Block by Block: how Minecraft is helping transform cities in developing nations

Minecraft is being used to let local residents  decide how regeneration cash should be spent

The phenomenally popular building game Minecraft is being used by UN Habitat to engage residents of developing nations in the design of public spaces.

The game’s makers Mojang joined forces with the UN agency to put Minecraft’s tools to use in regeneration projects around the world. The collaboration resulted in Block by Block, a game that models development plans so locals can contribute their urban design ideas to community projects.

Residents can take virtual tours of urban locations in Minecraft, change the model and decide how regeneration cash should be spent. These ideas are then expressed to the teams of architects and planners behind the projects.

So far some 15 cities around the world - from Haiti’s Port Au Prince to Mumbai in India - are seeing the results, as plazas and parks designed with the help of local residents take shape.

“Without public spaces it is difficult to get a sustainable city,” explains Pontus Westerberg, transparency affairs and digital projects officer at UN Habitat. “You can’t support the right kind of density without cities becoming very crowded.”

While the project is part of longer-term efforts to influence public space development and policy, Minecraft’s crucial role in the project is to encourage community involvement, especially from the young.

“We think that community engagement is really important both to ensure that the spaces that we build are high quality, needed and maintained afterwards,” says Westerberg.

This engagement usually takes place at public forums. However, the UN Habitat team found that marginalised groups such as women, the young, and the poor, can be intimidated by this environment. This prompted them to seek out news ways to boost engagement, leading to a video game being used as a way to create community participation.

Minecraft is set in a world built of cubes, each one of which is made of a different virtual material. Playing the game involves stacking the cubes to build structures or breaking them down into their raw materials to create objects and artefacts.

Westerberg credits the success of Block by Block to the greater understanding the game encourages, compared to the use of drawings or maps, which can be seen as daunting or complicated.

The game gives people greater confidence, and this sense of agency is central to why video games are successful.

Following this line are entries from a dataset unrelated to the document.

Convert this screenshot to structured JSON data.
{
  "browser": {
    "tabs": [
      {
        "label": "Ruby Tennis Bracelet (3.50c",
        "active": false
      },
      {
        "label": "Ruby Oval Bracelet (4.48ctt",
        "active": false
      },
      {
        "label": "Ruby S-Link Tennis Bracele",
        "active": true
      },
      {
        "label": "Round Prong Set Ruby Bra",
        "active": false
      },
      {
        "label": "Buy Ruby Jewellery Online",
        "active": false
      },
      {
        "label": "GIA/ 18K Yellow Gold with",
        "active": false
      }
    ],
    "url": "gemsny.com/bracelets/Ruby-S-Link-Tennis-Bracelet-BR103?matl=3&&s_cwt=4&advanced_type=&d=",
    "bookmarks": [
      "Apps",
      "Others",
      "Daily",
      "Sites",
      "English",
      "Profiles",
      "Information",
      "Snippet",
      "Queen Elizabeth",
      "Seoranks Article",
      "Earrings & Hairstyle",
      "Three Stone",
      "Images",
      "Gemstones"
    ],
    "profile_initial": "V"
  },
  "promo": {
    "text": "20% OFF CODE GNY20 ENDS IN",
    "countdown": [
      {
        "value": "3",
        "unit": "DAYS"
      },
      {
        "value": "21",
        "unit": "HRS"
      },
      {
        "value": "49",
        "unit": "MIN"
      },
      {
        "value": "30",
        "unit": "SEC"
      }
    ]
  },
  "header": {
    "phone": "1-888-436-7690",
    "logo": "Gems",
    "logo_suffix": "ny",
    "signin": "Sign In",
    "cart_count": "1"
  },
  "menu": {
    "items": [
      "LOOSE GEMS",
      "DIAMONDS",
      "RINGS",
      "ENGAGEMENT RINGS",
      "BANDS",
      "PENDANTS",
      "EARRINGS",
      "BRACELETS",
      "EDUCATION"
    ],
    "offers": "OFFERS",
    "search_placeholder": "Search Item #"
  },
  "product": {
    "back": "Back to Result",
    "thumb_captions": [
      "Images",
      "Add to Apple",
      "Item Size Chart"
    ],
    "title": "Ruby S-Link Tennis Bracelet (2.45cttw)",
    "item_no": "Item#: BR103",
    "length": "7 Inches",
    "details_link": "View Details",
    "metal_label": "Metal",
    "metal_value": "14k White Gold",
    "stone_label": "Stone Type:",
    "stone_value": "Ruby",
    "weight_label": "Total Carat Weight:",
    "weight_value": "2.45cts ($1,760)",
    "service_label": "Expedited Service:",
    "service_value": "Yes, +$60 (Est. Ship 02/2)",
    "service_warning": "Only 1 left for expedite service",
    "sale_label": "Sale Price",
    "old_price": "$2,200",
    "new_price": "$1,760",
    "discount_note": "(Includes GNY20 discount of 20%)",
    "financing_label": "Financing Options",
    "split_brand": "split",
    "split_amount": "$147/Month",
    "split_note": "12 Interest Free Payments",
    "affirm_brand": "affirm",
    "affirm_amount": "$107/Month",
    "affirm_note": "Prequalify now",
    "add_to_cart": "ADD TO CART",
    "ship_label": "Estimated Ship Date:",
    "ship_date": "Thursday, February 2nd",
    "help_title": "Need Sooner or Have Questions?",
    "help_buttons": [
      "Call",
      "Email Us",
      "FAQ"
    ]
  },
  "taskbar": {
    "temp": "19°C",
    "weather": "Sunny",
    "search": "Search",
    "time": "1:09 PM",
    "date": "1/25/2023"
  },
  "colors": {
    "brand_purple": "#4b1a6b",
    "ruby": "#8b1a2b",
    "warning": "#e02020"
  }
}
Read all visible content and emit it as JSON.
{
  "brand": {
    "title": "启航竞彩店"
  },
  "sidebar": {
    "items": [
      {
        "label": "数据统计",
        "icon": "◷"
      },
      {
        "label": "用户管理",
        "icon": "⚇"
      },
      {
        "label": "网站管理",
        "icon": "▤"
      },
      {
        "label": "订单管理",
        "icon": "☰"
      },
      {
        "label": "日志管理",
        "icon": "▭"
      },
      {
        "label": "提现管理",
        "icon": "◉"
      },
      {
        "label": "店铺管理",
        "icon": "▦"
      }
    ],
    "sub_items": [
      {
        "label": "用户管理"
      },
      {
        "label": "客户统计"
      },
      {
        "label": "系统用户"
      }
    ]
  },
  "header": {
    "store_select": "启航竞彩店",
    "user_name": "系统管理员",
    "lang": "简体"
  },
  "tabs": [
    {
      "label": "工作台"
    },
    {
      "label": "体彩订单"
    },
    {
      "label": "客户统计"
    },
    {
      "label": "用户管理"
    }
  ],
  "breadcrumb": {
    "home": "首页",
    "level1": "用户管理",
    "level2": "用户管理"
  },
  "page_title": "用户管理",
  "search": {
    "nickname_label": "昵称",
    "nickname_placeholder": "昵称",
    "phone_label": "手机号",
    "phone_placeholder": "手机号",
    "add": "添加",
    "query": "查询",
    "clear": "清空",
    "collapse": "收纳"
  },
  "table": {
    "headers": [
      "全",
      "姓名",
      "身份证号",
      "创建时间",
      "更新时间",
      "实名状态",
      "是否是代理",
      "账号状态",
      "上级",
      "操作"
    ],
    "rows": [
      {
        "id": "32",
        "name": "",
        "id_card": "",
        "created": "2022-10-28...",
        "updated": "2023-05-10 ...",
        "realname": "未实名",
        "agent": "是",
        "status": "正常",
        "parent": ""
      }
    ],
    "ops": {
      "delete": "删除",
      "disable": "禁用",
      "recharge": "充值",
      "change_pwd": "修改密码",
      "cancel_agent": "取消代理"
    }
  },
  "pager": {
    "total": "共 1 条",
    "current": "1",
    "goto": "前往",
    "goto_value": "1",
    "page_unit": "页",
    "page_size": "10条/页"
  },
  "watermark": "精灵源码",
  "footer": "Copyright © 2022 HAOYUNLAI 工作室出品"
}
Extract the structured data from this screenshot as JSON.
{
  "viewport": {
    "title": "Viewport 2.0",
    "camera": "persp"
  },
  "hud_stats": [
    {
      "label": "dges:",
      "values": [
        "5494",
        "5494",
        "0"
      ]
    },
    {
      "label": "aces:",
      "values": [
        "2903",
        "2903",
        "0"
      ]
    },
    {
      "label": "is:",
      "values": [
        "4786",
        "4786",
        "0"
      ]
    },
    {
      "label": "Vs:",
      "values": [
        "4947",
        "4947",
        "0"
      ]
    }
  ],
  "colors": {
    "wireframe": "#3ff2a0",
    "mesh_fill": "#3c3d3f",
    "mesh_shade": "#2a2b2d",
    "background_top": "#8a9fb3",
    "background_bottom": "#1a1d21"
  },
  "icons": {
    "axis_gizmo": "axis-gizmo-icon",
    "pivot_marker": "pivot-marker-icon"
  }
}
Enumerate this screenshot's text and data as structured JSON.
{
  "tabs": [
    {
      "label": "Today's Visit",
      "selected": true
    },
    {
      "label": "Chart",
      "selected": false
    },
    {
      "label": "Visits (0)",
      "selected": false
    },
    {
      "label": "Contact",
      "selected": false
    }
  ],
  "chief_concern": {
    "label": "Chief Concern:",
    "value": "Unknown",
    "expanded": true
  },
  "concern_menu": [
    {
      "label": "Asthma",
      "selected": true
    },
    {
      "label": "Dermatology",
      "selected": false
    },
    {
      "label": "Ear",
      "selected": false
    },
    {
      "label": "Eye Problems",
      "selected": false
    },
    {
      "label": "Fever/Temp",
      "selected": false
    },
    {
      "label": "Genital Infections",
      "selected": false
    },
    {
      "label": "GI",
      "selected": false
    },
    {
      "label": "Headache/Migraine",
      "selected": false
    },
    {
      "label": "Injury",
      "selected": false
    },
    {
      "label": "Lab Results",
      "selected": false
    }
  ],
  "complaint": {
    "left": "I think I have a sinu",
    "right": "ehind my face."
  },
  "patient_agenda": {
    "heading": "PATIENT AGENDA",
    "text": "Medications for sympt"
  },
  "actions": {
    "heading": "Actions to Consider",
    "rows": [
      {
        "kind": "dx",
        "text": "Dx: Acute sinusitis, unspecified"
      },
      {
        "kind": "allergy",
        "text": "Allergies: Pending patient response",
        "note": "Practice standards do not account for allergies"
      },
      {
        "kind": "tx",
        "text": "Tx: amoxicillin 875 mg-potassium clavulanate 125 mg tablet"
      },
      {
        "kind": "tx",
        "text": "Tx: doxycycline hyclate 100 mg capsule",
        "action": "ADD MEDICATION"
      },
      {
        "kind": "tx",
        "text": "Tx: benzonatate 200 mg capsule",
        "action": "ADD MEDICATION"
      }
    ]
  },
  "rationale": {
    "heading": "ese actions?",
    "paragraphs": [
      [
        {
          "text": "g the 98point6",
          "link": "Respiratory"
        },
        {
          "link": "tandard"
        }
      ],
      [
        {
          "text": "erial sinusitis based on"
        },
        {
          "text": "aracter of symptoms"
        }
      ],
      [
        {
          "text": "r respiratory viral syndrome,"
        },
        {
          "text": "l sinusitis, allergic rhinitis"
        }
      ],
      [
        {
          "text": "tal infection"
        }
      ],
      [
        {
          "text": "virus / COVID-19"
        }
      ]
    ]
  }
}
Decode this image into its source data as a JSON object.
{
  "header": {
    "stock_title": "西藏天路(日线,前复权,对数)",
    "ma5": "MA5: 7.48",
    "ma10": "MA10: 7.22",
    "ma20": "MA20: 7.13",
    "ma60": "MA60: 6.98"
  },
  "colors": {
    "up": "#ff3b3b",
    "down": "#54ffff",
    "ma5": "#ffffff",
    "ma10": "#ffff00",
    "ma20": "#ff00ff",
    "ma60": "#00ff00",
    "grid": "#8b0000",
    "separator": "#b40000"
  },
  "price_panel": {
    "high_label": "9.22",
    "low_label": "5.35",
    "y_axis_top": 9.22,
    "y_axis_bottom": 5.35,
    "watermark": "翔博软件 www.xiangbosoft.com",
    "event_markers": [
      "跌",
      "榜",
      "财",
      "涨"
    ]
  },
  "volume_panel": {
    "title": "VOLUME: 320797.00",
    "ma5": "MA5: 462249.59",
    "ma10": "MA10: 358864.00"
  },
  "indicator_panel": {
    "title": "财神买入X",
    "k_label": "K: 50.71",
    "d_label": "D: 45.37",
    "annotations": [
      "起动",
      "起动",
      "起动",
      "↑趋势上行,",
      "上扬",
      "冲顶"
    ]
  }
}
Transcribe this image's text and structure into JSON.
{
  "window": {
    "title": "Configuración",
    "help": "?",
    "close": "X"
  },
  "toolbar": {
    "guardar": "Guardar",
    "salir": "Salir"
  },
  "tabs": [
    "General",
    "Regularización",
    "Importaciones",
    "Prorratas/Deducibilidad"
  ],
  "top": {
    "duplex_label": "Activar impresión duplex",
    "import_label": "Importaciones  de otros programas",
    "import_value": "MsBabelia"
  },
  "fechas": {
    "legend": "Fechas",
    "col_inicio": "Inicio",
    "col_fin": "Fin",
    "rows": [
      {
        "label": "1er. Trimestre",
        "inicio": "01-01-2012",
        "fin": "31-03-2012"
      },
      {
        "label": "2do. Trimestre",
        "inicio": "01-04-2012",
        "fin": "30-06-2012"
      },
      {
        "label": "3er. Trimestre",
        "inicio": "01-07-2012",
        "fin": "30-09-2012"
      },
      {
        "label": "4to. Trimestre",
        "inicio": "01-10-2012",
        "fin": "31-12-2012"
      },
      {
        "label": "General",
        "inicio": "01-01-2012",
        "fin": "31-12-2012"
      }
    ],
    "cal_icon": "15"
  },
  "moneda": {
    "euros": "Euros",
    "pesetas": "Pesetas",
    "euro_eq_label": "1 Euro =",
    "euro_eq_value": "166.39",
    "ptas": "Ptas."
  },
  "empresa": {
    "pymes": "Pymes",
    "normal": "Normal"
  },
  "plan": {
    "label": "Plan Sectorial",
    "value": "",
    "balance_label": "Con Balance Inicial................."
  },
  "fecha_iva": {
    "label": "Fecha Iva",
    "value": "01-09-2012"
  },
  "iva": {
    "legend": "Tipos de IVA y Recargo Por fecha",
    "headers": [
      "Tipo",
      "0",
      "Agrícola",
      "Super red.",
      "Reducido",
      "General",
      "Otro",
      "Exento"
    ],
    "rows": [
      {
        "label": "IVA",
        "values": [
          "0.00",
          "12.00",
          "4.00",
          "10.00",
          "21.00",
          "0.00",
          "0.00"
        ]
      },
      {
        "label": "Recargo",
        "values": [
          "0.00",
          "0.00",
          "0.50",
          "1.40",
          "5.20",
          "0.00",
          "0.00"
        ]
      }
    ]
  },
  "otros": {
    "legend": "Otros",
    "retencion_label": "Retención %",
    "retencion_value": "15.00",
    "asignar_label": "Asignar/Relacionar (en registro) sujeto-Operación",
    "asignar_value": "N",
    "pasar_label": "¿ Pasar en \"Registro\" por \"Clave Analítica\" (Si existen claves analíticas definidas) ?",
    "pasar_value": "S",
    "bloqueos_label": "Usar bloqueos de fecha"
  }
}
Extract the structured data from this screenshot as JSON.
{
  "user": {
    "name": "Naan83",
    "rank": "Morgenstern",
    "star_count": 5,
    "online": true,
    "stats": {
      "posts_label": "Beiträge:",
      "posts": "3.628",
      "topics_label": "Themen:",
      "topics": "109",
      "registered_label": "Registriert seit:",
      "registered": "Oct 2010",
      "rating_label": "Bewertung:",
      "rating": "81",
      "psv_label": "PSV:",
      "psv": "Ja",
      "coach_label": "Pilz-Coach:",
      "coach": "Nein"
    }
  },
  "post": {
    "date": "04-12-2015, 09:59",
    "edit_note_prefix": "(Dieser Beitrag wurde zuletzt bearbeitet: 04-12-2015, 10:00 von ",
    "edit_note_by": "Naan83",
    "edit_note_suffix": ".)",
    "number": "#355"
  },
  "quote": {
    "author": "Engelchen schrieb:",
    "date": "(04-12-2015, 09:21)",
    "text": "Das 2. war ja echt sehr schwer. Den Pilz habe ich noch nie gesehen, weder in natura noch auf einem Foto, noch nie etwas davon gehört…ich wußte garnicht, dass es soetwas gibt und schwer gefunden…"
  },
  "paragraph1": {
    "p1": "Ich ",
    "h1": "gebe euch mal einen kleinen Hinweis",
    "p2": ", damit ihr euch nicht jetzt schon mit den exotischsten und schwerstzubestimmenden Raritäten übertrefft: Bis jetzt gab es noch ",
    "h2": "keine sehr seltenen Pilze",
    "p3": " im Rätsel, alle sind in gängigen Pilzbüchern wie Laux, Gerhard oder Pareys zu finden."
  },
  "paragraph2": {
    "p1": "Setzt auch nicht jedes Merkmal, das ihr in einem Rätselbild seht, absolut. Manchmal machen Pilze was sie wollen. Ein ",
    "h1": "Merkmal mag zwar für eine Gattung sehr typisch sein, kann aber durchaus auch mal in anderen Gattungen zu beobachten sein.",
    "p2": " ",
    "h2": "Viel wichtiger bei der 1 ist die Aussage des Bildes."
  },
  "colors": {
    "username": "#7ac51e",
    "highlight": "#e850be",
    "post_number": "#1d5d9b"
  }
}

“People are motivated to play video games because it satisfies three basic psychological needs,” explains Jamie Madigan, a psychologist who writes about the overlap between psychology and video games. “There’s the need for competence: feeling like you’re good at something and getting feedback that says you’re doing well. There’s the need for autonomy: having meaningful choices in what you're doing.

“The third need is relatedness: feeling like you're important to other people or that what you are doing matters to other people,” he adds.

Madigan suggests that video games that are successful, such as Minecraft, hit the right note on all three points. They allow people to feel challenged, but also give them the chance to get better at something.

“It’s nice to see the kind of agency that the people are given and how the power relationships change,” says UN Habitat’s Westerberg. “I’ve seen a teenage girl in Haiti stand up in front of an audience of urban professionals and government people and very confidently present the ideas that she and her team mates had built through Minecraft.

“Normally in that setting it’s virtually impossible to get young people to say anything.”

Photo credit: UN Habitat